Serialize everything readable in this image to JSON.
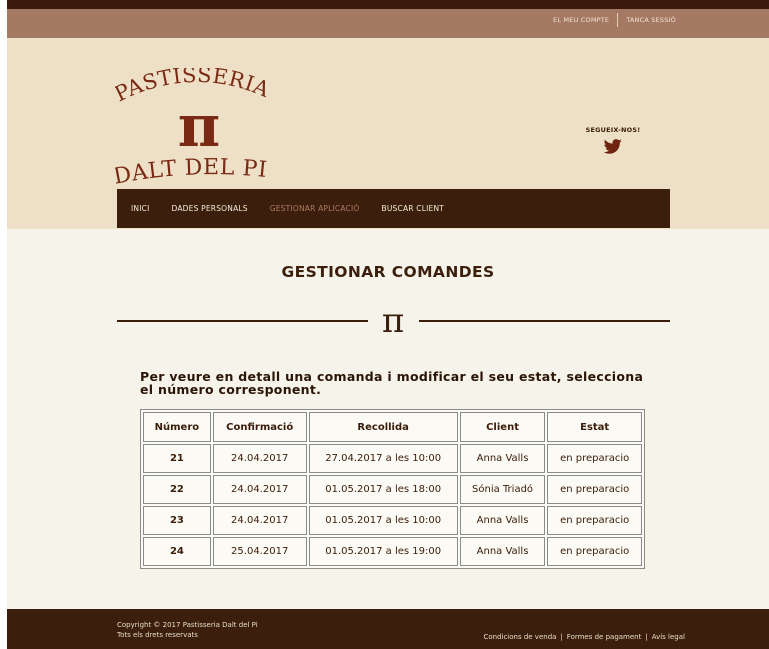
{
  "topbar": {
    "account_label": "EL MEU COMPTE",
    "logout_label": "TANCA SESSIÓ"
  },
  "logo": {
    "line1": "PASTISSERIA",
    "symbol": "π",
    "line2": "DALT DEL PI"
  },
  "social": {
    "label": "SEGUEIX-NOS!",
    "icon": "twitter-icon"
  },
  "nav": {
    "items": [
      {
        "label": "INICI",
        "active": false
      },
      {
        "label": "DADES PERSONALS",
        "active": false
      },
      {
        "label": "GESTIONAR APLICACIÓ",
        "active": true
      },
      {
        "label": "BUSCAR CLIENT",
        "active": false
      }
    ]
  },
  "main": {
    "title": "GESTIONAR COMANDES",
    "divider_symbol": "π",
    "intro": "Per veure en detall una comanda i modificar el seu estat, selecciona el número corresponent."
  },
  "table": {
    "headers": [
      "Número",
      "Confirmació",
      "Recollida",
      "Client",
      "Estat"
    ],
    "rows": [
      [
        "21",
        "24.04.2017",
        "27.04.2017 a les 10:00",
        "Anna Valls",
        "en preparacio"
      ],
      [
        "22",
        "24.04.2017",
        "01.05.2017 a les 18:00",
        "Sónia Triadó",
        "en preparacio"
      ],
      [
        "23",
        "24.04.2017",
        "01.05.2017 a les 10:00",
        "Anna Valls",
        "en preparacio"
      ],
      [
        "24",
        "25.04.2017",
        "01.05.2017 a les 19:00",
        "Anna Valls",
        "en preparacio"
      ]
    ]
  },
  "footer": {
    "copyright": "Copyright © 2017 Pastisseria Dalt del Pi",
    "rights": "Tots els drets reservats",
    "links": [
      "Condicions de venda",
      "Formes de pagament",
      "Avís legal"
    ]
  },
  "colors": {
    "topbar": "#a57a62",
    "header": "#ede0c6",
    "brand_dark": "#3b1e0b",
    "logo_red": "#7a2a14",
    "main_bg": "#f6f4ea",
    "nav_active": "#a97d63"
  }
}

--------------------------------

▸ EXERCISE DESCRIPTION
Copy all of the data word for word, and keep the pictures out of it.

▸ ANSWER BOX
Serialize everything readable in this image to JSON.
{
  "topbar": {
    "account_label": "EL MEU COMPTE",
    "logout_label": "TANCA SESSIÓ"
  },
  "logo": {
    "line1": "PASTISSERIA",
    "symbol": "π",
    "line2": "DALT DEL PI"
  },
  "social": {
    "label": "SEGUEIX-NOS!",
    "icon": "twitter-icon"
  },
  "nav": {
    "items": [
      {
        "label": "INICI",
        "active": false
      },
      {
        "label": "DADES PERSONALS",
        "active": false
      },
      {
        "label": "GESTIONAR APLICACIÓ",
        "active": true
      },
      {
        "label": "BUSCAR CLIENT",
        "active": false
      }
    ]
  },
  "main": {
    "title": "GESTIONAR COMANDES",
    "divider_symbol": "π",
    "intro": "Per veure en detall una comanda i modificar el seu estat, selecciona el número corresponent."
  },
  "table": {
    "headers": [
      "Número",
      "Confirmació",
      "Recollida",
      "Client",
      "Estat"
    ],
    "rows": [
      [
        "21",
        "24.04.2017",
        "27.04.2017 a les 10:00",
        "Anna Valls",
        "en preparacio"
      ],
      [
        "22",
        "24.04.2017",
        "01.05.2017 a les 18:00",
        "Sónia Triadó",
        "en preparacio"
      ],
      [
        "23",
        "24.04.2017",
        "01.05.2017 a les 10:00",
        "Anna Valls",
        "en preparacio"
      ],
      [
        "24",
        "25.04.2017",
        "01.05.2017 a les 19:00",
        "Anna Valls",
        "en preparacio"
      ]
    ]
  },
  "footer": {
    "copyright": "Copyright © 2017 Pastisseria Dalt del Pi",
    "rights": "Tots els drets reservats",
    "links": [
      "Condicions de venda",
      "Formes de pagament",
      "Avís legal"
    ]
  },
  "colors": {
    "topbar": "#a57a62",
    "header": "#ede0c6",
    "brand_dark": "#3b1e0b",
    "logo_red": "#7a2a14",
    "main_bg": "#f6f4ea",
    "nav_active": "#a97d63"
  }
}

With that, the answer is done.